FIRST SENTENCE OF THE OBITUARY
The conventional left-blogosphere wisdom about John McCain and the war is now showing up in the mainstream press. Here's Steve Kornacki in The New York Observer:
...Mr. Popularity's close association with what may be the least popular war in the country's history is a ticking time bomb that threatens to destroy his standing with the broad fall electorate.
... Mr. McCain seemed to have staked out almost enviable '08 turf on the subject in the days immediately following November's Democratic Congressional sweep....
Mr. McCain loudly registered his objections to any withdrawal, instead renewing his call for a massive infusion of more troops. With that stroke, he moved measurably closer to making peace with the hard-line, pro-Bush wing of the G.O.P. that undermined him in 2000.
And since it was assumed that his protestations were purely for posterity ... Mr. McCain also seemed to have ably positioned himself to deflect the Iraq issue in the fall of '08....
Then something funny happened: Mr. Bush -- apparently -- decided to take Mr. McCain up on his advice.
...Suddenly, Mr. McCain's 2008 prospects are inextricably tied to the success of this last-ditch surge....
This all seems perfectly logical. And that's the problem.
Voters aren't perfectly logical. Do voters vote based on a logical assessment of issues and individuals? Sure -- except when they don't.

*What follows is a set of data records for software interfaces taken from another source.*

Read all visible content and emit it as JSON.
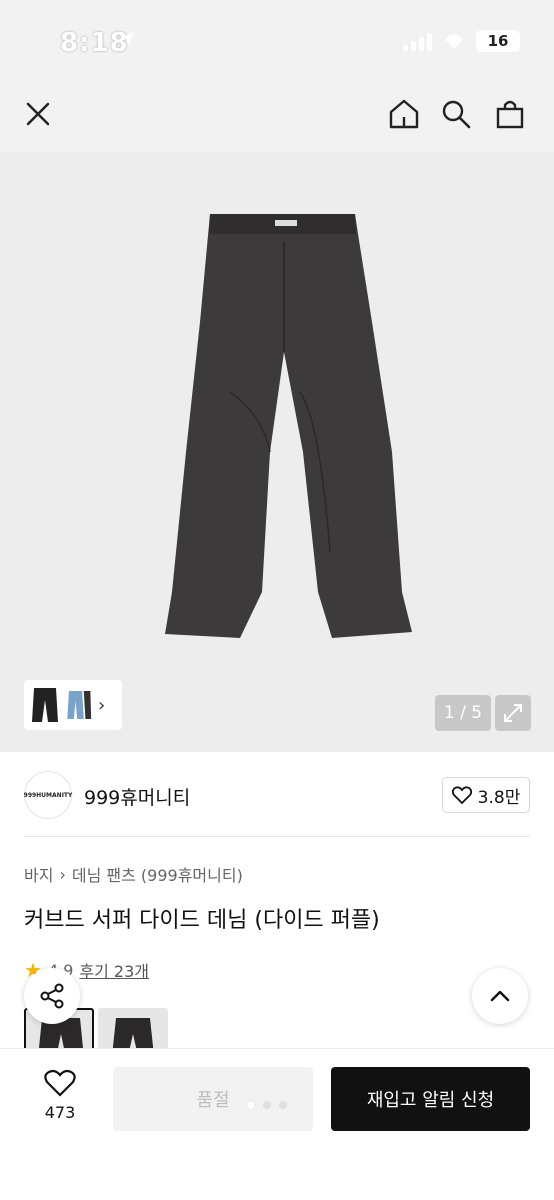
{
  "status_bar": {
    "time": "8:18",
    "battery": "16"
  },
  "nav": {
    "close_icon": "close-icon",
    "home_icon": "home-icon",
    "search_icon": "search-icon",
    "cart_icon": "shopping-bag-icon"
  },
  "gallery": {
    "page_counter": "1 / 5"
  },
  "brand": {
    "logo_text": "999HUMANITY",
    "name": "999휴머니티",
    "likes": "3.8만"
  },
  "breadcrumb": {
    "level1": "바지",
    "level2": "데님 팬츠 (999휴머니티)"
  },
  "product": {
    "title": "커브드 서퍼 다이드 데님 (다이드 퍼플)",
    "rating": "4.9",
    "reviews": "후기 23개"
  },
  "bottom": {
    "wish_count": "473",
    "soldout_label": "품절",
    "restock_label": "재입고 알림 신청"
  },
  "colors": {
    "accent": "#111111",
    "star": "#f6b800",
    "image_bg": "#ededed"
  }
}
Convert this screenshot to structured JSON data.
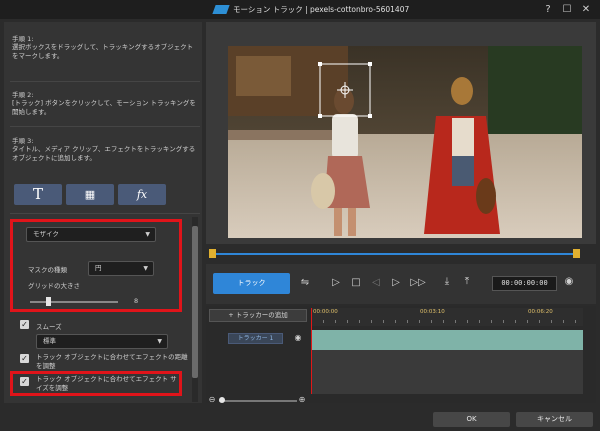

I'd argue that, in the case of well-known political figures, voters vote based on established, endlessly repeated capsule characterizations -- whatever would wind up in the first sentence of the obituary. Thus, for many voters, nothing John McCain says or does, nothing he advocates, will supplant the image of him as a "straight talker" and a "maverick" -- words that are sure to appear in the first sentence of his obituary. Similarly, the first sentence of Joe Lieberman's obituary will probably include the phrase "with an independent streak" -- and the (delusional) belief that he's admirably independent surely helps explain why he was reelected to the Senate even though he's about as far to the right as it's possible to be on a war that's wildly unpopular in his state.
Glenn Greenwald addressed this question recently, in response to something McCain said: "I reject the notion that all Americans, or the majority of Americans just want us out of Iraq. Joe Lieberman would not have been re-elected in a very liberal state if that were the case." Greenwald ticked off the Republican senators who were defeated in states Bush had won twice -- George Allen in Virginia, Conrad Burns in Montana, Jim Talent in Missouri, Mike DeWine in Ohio. He's right, obviously; the war helped defeat these senators. But none of them had a first-obituary-sentence perceived character trait potent enough to overcome voters' anger with the war.
I'm not saying that first-obituary-sentence traits (or perceived traits) trump reality altogether. They interact with reality. And new ones can be added. (Allen. "Macaca.")
Being perceived as a rock-ribbed conservative was a liability in 2006 -- but being perceived as reasonable and moderate still has great power, even if the perception is utterly at odds with reality. Being perceived as a genuine hero trumps reality, too.
McCain (abused POW) and Giuliani ("America's Mayor") have the hero thing going for them. McCain, Lieberman, and -- perhaps most bafflingly -- the quite popular Condi Rice have the perception of reasonableness going for them.
If you think about Condi, you realize that even Bush might be able to avoid full blame for the Iraq debacle if his first-obituary-sentence character traits included "uniter, not a divider" rather than "stubborn" and "cowboy."
Oh, and there's one other issue here: Political demimondes have their own variants on the first obituary sentence. Right-wingers, in particular, live in their own dreamworld, where Hillary Clinton is a Maoist and McCain isn't really a Republican. These perceptions are also very difficult for reality to wear down. And so, bizarrely -- if I'm right about all this -- we have McCain becoming a hawk's hawk but not losing support among moderates, while he fails to gain support among the war's biggest cheerleaders, who still regard him with skepticism.
That makes no sense. But voters' perceptions sometimes don't.
UPDATE, 1/12: Well, here it is, from a New York Times story on the reaction Bush's surge plan:
"It's one thing to be steadfast and another to be stubborn," said Rick Lacey, another Republican at the Legion hall who voted for a Democrat in the last election. "A guy like McCain, I don't agree with him on this troop increase issue, but he is steadfast because he bases his decisions on experience. Our president, he bases it on ideology and being stubborn."
Translation: It's OK for McCain to make the same stupid choice as Bush because McCain, unlike Bush, is a war hero. The first sentence....